Racial disparity on drug cases needs attention
In Wisconsin, blacks 42 times more likely to receive prison term than whites
By John Huebscher
In 1999 the bishops created a task force, chaired by Auxiliary Bishop Robert Morneau of Green Bay, to examine the implications of the growth in Wisconsin's prison population. The task force produced a report that was the foundation for the bishops' pastoral letter on crime and punishment in Wisconsin. The letter, "Public Safety, the Common Good and the Church," reflected on the complex issues that influence the state's criminal justice system and the policies that guide it.
The task force noted that in 1999, African-Americans, though they accounted for only 5 percent of Wisconsin's population, comprised over 48 percent of our state's prison population. The bishops took note of that when they suggested several principles to guide public policies in the area of criminal justice.
"Such policies," they wrote, "must be assessed in light of their impact on racial minorities, who are disproportionately represented in the corrections system."
Nearly a decade later, that disparity still exists. By some measures, it may be worse.
Two recent studies offered a sober analysis of how the war on drugs and sentencing policies treat African-Americans far more severely than whites. As reported in the Milwaukee Journal-Sentinel, one study by the Sentencing Project and another by Human Rights Watch found that drug use among whites and blacks is nearly equal. But when it comes to punishment, that
Here in Wisconsin, blacks are 42 times more likely than whites to receive a prison term for a drug conviction. This is the highest racial disparity in the nation. Across the U.S., the rate of drug arrests for black offenders in 40 large cities increased more than three times as much as those for white offenders.
The studies observed that one reason for disparity might be that law enforcement efforts focus on urban areas where drug offenses tend to be more visible. Others point out that in cities drug-related crime is more associated with violence and other crimes. They argue that the greater prosecution of black drug offenders in urban areas with high African-American populations reflects a desire to reduce violence and make the neighborhoods safe.
We can't blame police officers who risk their lives to keep people safe for focusing efforts in areas prone to violence. But the criminal justice system is about more than law enforcement. The courts that dispose of cases are also important. More and more communities around the country (including some in Wisconsin) use special drug treatment courts that offer
alternatives to prison. Perhaps the legislature will consider using such courts in more places, including Milwaukee. A greater commitment to education and treatment of offenders might also help.
Policy makers and the voters also have a role. If we don't want a drug offense to turn into a life sentence, we need to examine ways to help offenders reintegrate into the community. We also need to ask if it is wise for our laws to make it harder for former offenders to get a job or an occupational license. If blacks are more likely to be convicted and imprisoned for drug offenses, won't policies that limit the job options for ex-offenders also hit them harder? Is that fair? And in the long run, is it wise?

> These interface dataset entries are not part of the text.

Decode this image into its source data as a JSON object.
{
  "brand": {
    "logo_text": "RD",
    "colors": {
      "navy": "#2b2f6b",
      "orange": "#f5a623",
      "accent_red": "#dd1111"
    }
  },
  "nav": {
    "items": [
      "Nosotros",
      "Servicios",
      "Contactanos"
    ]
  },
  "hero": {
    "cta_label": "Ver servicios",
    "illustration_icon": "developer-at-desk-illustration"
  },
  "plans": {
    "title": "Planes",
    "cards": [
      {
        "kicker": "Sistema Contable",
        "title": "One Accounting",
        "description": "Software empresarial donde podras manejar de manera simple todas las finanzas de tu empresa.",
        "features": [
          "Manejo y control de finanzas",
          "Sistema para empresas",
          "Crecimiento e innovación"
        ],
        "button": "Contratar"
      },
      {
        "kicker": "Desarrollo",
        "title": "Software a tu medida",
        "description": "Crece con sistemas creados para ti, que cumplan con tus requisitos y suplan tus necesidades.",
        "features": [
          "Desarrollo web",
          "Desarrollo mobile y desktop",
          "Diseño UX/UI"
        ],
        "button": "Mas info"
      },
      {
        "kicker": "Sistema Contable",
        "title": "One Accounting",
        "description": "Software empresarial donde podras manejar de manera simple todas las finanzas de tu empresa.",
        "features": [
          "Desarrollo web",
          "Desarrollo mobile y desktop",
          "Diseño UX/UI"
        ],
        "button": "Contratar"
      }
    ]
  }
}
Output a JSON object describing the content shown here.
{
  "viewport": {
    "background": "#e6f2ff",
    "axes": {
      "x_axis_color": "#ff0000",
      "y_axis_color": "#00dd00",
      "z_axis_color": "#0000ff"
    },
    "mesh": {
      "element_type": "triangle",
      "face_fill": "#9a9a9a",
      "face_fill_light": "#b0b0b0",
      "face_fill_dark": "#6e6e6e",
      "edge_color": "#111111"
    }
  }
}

Studies are not infallible and they may reflect certain policy preferences. But by calling attention to the fact that drug laws are not color blind in their impact, the Sentencing Project and Human Rights Watch have identified a serious problem with moral implications for our state. We need to address it.
(Huebscher is executive director of the Wisconsin Catholic Conference.)